boundary 2 (2006) 33 (1): 99–122.
Published: 01 February 2006
... parts of the population of New Orleans, African American and poor white, were revealed by the disaster to be as much out on the margins of American society as people of Southeast and South Asia are on the margins of the global economy. What the disaster revealed was the extent to which a shift...
Journal Article
boundary 2 (2003) 30 (3): 1–18.
Published: 01 August 2003
... The following remarks constitute an effort to interpret the Bush ad- ministration’s alteration of the regulatory fictions through which govern- ment policymakers exercise normative control over the population. They are grounded...
Journal Article
boundary 2 (2015) 42 (2): 1–11.
Published: 01 May 2015
... of modernization. It was a movement from above, to which the population, if not hostile, was largely indifferent. In these cases, it is relatively easy to form a new “state,” but it takes years and years for a “nation” to mature.
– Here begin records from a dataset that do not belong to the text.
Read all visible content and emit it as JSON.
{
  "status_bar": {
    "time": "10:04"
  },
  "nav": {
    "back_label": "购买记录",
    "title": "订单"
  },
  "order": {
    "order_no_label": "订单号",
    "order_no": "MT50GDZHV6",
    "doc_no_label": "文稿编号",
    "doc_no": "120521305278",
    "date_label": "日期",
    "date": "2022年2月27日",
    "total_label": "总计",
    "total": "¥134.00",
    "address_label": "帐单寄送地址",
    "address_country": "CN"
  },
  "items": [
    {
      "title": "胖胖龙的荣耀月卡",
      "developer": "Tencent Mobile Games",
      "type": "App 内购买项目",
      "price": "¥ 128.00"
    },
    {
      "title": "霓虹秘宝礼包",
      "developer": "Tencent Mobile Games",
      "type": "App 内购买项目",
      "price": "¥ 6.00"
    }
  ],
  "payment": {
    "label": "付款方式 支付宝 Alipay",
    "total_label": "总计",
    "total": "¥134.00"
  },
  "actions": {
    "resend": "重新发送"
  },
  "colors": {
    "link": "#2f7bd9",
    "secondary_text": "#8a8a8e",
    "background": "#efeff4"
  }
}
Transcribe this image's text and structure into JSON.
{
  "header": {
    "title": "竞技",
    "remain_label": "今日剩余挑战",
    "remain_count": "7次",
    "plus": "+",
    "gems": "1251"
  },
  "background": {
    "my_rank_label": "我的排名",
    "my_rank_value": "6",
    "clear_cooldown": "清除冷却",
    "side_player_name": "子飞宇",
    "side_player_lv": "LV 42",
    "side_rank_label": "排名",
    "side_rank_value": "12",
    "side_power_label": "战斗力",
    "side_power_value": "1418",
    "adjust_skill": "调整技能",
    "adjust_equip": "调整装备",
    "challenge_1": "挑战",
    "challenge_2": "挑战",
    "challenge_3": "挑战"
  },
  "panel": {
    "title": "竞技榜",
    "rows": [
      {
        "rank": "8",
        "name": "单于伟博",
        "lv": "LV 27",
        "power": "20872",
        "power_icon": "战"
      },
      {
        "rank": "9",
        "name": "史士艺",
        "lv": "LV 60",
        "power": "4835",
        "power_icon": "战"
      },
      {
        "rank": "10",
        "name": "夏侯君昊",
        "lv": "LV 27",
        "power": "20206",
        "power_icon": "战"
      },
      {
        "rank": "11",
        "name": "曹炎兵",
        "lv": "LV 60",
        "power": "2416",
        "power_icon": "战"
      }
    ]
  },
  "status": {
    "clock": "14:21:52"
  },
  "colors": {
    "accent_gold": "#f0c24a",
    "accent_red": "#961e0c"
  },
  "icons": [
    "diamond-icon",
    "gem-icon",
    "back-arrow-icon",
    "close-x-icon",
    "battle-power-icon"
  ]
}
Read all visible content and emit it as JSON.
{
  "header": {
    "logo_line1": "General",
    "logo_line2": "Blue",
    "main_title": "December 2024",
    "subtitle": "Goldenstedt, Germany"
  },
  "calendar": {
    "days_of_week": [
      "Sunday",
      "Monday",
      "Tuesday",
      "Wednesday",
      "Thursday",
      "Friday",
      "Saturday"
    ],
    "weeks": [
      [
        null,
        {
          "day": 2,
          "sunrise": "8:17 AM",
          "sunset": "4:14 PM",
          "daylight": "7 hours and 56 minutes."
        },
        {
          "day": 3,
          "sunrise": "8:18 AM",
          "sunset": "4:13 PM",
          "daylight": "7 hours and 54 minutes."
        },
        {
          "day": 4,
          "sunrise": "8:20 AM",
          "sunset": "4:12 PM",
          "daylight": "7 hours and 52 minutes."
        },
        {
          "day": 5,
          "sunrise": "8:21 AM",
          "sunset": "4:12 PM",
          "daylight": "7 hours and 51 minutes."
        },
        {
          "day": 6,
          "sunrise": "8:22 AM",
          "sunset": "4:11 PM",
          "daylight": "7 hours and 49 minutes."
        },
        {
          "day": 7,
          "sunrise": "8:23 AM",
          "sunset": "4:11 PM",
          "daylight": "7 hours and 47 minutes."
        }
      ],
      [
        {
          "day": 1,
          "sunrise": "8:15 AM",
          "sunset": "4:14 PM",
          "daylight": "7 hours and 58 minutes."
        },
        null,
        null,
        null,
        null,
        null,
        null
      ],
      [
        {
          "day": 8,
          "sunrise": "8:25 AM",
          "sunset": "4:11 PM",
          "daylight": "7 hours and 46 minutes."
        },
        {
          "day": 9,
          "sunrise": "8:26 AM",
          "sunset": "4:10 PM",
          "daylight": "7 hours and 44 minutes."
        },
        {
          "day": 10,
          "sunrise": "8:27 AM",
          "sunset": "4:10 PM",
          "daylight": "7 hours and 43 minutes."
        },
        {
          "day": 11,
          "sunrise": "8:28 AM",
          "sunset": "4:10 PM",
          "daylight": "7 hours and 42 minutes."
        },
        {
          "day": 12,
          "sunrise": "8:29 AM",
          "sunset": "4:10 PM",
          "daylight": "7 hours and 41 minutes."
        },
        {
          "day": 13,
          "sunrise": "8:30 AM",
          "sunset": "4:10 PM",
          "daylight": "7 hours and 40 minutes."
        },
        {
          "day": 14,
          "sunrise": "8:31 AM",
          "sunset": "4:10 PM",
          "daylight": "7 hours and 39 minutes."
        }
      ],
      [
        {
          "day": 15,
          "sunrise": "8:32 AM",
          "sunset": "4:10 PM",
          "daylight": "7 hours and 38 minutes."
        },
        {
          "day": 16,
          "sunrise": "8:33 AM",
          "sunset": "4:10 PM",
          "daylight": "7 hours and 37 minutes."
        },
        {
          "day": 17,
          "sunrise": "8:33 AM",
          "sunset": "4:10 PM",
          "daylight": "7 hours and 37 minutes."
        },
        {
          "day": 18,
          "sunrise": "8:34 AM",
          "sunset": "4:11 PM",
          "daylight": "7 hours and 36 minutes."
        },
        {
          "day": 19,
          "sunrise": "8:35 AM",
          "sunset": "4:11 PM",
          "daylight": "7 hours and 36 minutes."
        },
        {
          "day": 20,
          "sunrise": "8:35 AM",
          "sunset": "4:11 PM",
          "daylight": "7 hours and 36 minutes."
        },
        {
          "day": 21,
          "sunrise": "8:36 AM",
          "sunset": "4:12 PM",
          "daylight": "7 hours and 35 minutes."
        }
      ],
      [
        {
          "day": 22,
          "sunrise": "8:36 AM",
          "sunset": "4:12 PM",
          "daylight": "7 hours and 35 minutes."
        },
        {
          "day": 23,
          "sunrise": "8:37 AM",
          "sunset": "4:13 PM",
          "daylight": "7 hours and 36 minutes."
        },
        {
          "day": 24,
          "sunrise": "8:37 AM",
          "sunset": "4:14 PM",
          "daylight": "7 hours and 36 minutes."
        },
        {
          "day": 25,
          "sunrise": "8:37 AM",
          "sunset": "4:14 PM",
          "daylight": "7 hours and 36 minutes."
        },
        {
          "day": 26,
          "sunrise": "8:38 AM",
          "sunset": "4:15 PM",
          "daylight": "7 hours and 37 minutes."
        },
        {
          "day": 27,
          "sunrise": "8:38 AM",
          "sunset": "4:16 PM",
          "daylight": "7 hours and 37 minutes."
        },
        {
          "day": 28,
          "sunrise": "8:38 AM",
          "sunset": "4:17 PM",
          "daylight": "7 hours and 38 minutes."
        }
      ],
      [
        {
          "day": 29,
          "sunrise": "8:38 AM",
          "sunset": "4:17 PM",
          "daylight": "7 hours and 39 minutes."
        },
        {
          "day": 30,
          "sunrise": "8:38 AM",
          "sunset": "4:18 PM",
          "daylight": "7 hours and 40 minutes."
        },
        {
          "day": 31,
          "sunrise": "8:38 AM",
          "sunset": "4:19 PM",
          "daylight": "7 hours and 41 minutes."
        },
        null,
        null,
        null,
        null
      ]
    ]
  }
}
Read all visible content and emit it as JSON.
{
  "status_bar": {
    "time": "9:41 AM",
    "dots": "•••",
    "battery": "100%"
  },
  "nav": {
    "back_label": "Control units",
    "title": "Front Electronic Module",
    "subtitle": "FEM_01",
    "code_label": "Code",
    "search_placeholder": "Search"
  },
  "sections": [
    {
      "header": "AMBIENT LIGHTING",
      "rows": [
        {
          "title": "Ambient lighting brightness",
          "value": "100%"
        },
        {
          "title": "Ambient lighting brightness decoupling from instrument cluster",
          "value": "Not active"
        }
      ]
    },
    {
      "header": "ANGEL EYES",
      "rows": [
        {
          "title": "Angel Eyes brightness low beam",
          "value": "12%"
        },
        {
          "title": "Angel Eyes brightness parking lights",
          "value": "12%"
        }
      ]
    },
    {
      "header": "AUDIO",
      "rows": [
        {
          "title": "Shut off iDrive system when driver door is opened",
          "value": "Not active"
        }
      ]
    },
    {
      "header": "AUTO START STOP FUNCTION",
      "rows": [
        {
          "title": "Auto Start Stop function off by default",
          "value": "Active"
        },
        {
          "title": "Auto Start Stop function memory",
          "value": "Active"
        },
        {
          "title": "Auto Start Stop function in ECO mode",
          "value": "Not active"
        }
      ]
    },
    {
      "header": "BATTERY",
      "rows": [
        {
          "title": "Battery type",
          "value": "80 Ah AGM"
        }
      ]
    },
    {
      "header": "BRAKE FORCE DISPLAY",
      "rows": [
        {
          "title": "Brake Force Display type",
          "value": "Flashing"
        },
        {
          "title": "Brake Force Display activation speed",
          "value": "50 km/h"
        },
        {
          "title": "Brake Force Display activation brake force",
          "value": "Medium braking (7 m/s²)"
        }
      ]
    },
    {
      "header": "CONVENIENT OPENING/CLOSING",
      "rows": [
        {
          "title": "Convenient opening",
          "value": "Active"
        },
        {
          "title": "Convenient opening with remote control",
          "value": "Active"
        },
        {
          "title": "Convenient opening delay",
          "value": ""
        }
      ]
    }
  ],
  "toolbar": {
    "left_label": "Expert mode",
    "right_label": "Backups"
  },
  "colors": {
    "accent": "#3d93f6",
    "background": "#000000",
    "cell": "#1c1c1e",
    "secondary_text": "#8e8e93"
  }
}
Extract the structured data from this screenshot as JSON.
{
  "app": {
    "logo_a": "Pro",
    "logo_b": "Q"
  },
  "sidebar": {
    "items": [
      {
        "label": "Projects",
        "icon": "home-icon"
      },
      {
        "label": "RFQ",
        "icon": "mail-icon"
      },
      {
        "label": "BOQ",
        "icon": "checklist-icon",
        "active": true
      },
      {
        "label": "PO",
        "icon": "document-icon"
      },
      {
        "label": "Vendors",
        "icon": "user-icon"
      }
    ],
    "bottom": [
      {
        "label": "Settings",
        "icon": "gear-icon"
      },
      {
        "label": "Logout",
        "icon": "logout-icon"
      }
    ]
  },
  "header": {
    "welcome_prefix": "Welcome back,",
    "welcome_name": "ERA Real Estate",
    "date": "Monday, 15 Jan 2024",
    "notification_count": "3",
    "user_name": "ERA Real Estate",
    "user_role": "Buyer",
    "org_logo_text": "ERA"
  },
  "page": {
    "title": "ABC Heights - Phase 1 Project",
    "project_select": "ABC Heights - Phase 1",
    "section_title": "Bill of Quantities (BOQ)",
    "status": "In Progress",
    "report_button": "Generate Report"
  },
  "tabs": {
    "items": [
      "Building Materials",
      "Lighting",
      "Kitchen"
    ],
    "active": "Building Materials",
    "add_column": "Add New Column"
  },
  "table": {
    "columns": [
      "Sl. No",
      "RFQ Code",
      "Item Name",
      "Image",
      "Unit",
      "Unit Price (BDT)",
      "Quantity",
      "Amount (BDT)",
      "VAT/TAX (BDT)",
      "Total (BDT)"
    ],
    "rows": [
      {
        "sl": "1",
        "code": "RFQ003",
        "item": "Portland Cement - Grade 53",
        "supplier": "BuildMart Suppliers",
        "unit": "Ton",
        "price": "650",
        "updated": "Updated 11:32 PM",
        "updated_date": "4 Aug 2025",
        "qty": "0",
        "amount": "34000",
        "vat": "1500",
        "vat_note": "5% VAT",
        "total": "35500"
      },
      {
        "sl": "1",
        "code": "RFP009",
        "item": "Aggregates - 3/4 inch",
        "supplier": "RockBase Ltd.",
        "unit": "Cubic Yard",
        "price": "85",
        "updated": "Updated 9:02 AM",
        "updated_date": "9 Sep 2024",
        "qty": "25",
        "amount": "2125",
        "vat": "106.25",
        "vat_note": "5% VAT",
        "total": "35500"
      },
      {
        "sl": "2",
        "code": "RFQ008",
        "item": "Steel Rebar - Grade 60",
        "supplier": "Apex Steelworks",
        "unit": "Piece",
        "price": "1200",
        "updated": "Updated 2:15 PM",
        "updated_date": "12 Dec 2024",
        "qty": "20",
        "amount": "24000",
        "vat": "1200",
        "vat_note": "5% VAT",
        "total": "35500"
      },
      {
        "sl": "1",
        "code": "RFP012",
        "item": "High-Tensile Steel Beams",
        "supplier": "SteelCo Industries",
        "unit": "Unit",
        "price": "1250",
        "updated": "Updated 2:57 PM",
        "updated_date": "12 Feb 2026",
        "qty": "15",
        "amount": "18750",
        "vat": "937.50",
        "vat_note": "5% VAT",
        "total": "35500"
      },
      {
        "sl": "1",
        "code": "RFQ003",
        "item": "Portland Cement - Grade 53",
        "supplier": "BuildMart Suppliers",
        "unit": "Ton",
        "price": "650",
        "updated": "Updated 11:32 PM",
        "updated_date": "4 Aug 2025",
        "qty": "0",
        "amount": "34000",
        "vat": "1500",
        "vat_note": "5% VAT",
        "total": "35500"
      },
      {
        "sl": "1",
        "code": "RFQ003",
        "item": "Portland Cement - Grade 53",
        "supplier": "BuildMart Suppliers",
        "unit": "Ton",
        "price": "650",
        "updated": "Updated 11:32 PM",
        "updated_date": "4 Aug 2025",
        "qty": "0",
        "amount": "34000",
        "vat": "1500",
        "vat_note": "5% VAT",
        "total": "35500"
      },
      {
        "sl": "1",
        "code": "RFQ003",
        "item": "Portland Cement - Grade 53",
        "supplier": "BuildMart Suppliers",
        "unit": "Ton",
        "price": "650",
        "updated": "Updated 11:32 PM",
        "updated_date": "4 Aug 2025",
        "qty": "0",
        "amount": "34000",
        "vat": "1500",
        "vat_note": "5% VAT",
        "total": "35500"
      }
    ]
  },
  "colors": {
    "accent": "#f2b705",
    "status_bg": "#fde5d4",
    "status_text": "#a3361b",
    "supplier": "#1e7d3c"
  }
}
In similar fashion, the Westernized, secu- larized nationalist elite in Turkey...
Journal Article
boundary 2 (2014) 41 (3): 55–91.
Published: 01 August 2014
... around the world that provides its populations with universal, affordable health care is based on the elimination of profit from the system.16 However, in the US health care “debates” of 2009–10,­ there was never any public dis- cussion of the destructive part profit plays in the limiting of health...
Journal Article
boundary 2 (2017) 44 (2): 157–186.
Published: 01 May 2017
.... This essay makes clear how colonial activities, including employing anthropological knowledge as a tool of control, were often legitimized by the state and the intellectual as efforts of “nation building.” The legacy of Chinese colonialism of the frontier—as well as its continuing impact—is reflected...
Journal Article
boundary 2 (2005) 32 (1): 117–128.
Published: 01 February 2005
... distinguished three basic types of authority—traditional, char- ismatic, and rational-legal—in terms of what made the exercise of control within an organization legitimate. That is, Weber stressed the fact that con- trol and coordination of activity involve the issuing of commands, and that these commands...
Journal Article
boundary 2 (2007) 34 (1): 79–113.
Published: 01 February 2007
... and micrological forms of power. It is the medium and means by which class interests, as a form of socioeconomic agency, can influence and control the erratic technologies of power exerted upon individual bodies. In other words, the ideological constitution of subjects gathers these bodily forces...
Journal Article
boundary 2 (2001) 28 (3): 61–94.
Published: 01 August 2001
.... There are too many texts to mention on media control of public spaces, but one good example is Robert W. McChesney, Corporate Media and the Threat to Democracy (New York: Seven Stories Press, 1997). 64 boundary 2 / Fall 2001 depoliticized citizenry by drastically limiting not only the access to but also...